Hector Glacier is located across from Waputik Icefield, on the opposite side of the Icefield Parkway. Its massive beds of limestone and quartzite form the steep western limb of the Bow River anticline. Weathering and erosion of these strata have created these cliffs and crevasses which split the glacier into several tongues. Hector Glacier is remembered for the major ice break off it which occurred in 1938. It is named after the geologist and naturalist who led the famous Palliser Expedition that in the late 1850's surveyed possible routes for the Canadian Pacific Railway.

This is what James Hector wrote in his journal in 1858 about this 35 km-long formation stretching from the Bow Valley to the headwaters of the Cascade River: "a wall of vertical beds, of light grey limestone, the serrated edges of which at once suggested the name of Sawback Range for them". These series of inverted Vs which resemble the teeth of a saw are the result of erosion created by cross gullies carving into thin, near vertical layers of sedimentary strata. The Sawback Range marks the western end of the Front Ranges, as geologists define one of the 4 different zones within the Rockies. In the Front Ranges, rock layers composed of a series of thrust faults which underlie panels of rock overlapping like shingles on a roof, have been uplifted, exposing older limestone. Further west lie the Main Ranges, in which the sedimentary layers have remained comparatively less disturbed but significantly uplifted into higher peaks.

This photo illustrates the abrupt change in geology occurring between the Sawback Range and Castle Mountain. For with Castle Mountain begin the Main Ranges in the Bow Valley. The older limestone and underlying rocks were uplifted here over the younger rocks. These have eroded into gentle sloping terraces forming the tree-covered base of the peak... Note how the rock layers at the top seem relatively horizontal, but the cliffs of limestone are in fact separated by a ledge, corresponding to a layer of shale.

These hoodoos stand along the top of Tunnel Mountain within Banff National Park, towering above the Milk River. Carved from the top down by water and wind erosion, these free-standing spires made of silt, gravel and rocks were cemented together by dissolved limestone which gave them their sandy color.

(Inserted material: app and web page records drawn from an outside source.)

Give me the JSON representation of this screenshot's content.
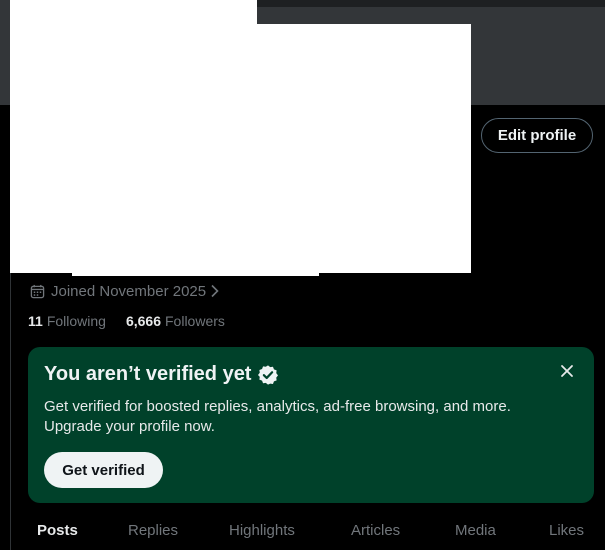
{
  "profile": {
    "edit_profile_label": "Edit profile",
    "joined_text": "Joined November 2025",
    "following_count": "11",
    "following_label": "Following",
    "followers_count": "6,666",
    "followers_label": "Followers"
  },
  "verify_card": {
    "title": "You aren’t verified yet",
    "description_line1": "Get verified for boosted replies, analytics, ad-free browsing, and more.",
    "description_line2": "Upgrade your profile now.",
    "button_label": "Get verified"
  },
  "tabs": [
    {
      "label": "Posts",
      "active": true
    },
    {
      "label": "Replies",
      "active": false
    },
    {
      "label": "Highlights",
      "active": false
    },
    {
      "label": "Articles",
      "active": false
    },
    {
      "label": "Media",
      "active": false
    },
    {
      "label": "Likes",
      "active": false
    }
  ],
  "icons": {
    "calendar": "calendar-icon",
    "chevron": "chevron-right-icon",
    "verified": "verified-badge-icon",
    "close": "close-icon"
  },
  "colors": {
    "background": "#000000",
    "banner": "#333639",
    "card_background": "#00412a",
    "muted_text": "#71767b",
    "primary_text": "#e7e9ea",
    "button_light": "#eff3f4"
  }
}
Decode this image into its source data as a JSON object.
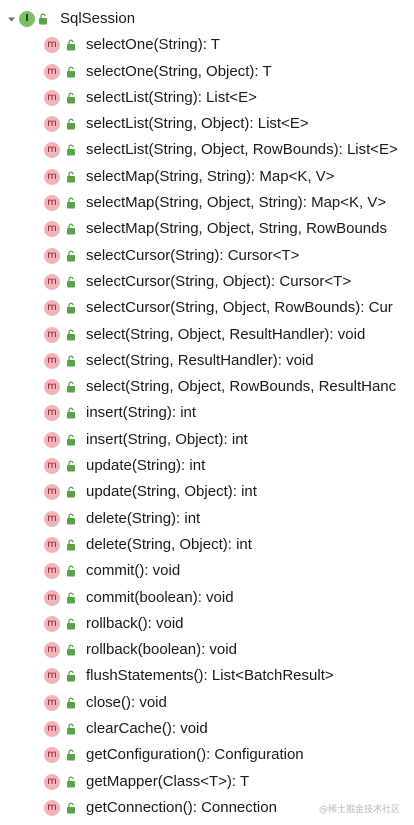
{
  "tree": {
    "root": {
      "label": "SqlSession",
      "badge": "I",
      "expand_icon": "chevron-down-icon",
      "visibility_icon": "unlock-icon"
    },
    "method_badge": "m",
    "methods": [
      "selectOne(String): T",
      "selectOne(String, Object): T",
      "selectList(String): List<E>",
      "selectList(String, Object): List<E>",
      "selectList(String, Object, RowBounds): List<E>",
      "selectMap(String, String): Map<K, V>",
      "selectMap(String, Object, String): Map<K, V>",
      "selectMap(String, Object, String, RowBounds",
      "selectCursor(String): Cursor<T>",
      "selectCursor(String, Object): Cursor<T>",
      "selectCursor(String, Object, RowBounds): Cur",
      "select(String, Object, ResultHandler): void",
      "select(String, ResultHandler): void",
      "select(String, Object, RowBounds, ResultHanc",
      "insert(String): int",
      "insert(String, Object): int",
      "update(String): int",
      "update(String, Object): int",
      "delete(String): int",
      "delete(String, Object): int",
      "commit(): void",
      "commit(boolean): void",
      "rollback(): void",
      "rollback(boolean): void",
      "flushStatements(): List<BatchResult>",
      "close(): void",
      "clearCache(): void",
      "getConfiguration(): Configuration",
      "getMapper(Class<T>): T",
      "getConnection(): Connection"
    ]
  },
  "watermark": {
    "text": "@稀土掘金技术社区"
  },
  "colors": {
    "interface_badge": "#7bbf6a",
    "method_badge": "#f2b4b9",
    "lock_green": "#5aa24a",
    "text": "#1a1a1a"
  }
}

Highway 1A, nicknamed the Bow Valley Parkway, runs parallel to Highway 93 between Lake Louise and the townsite of Banff. This scenic byway runs through dense forests which are habitat to numerous wildlife but also offers spectacular views on crenellated peaks highlighted by a colorful vegetation in the summer and fall.

The small sawmill town of Elko, on the Elk River, is tucked in a narrow valley in the extreme southeast corner of BC. Although it is the last community before the border with the US at Roosville and in spite of the fact that it sits at the junction of two major touristic highways, it has retained a quiet atmosphere, with some of its farmhouses seemingly frozen in time.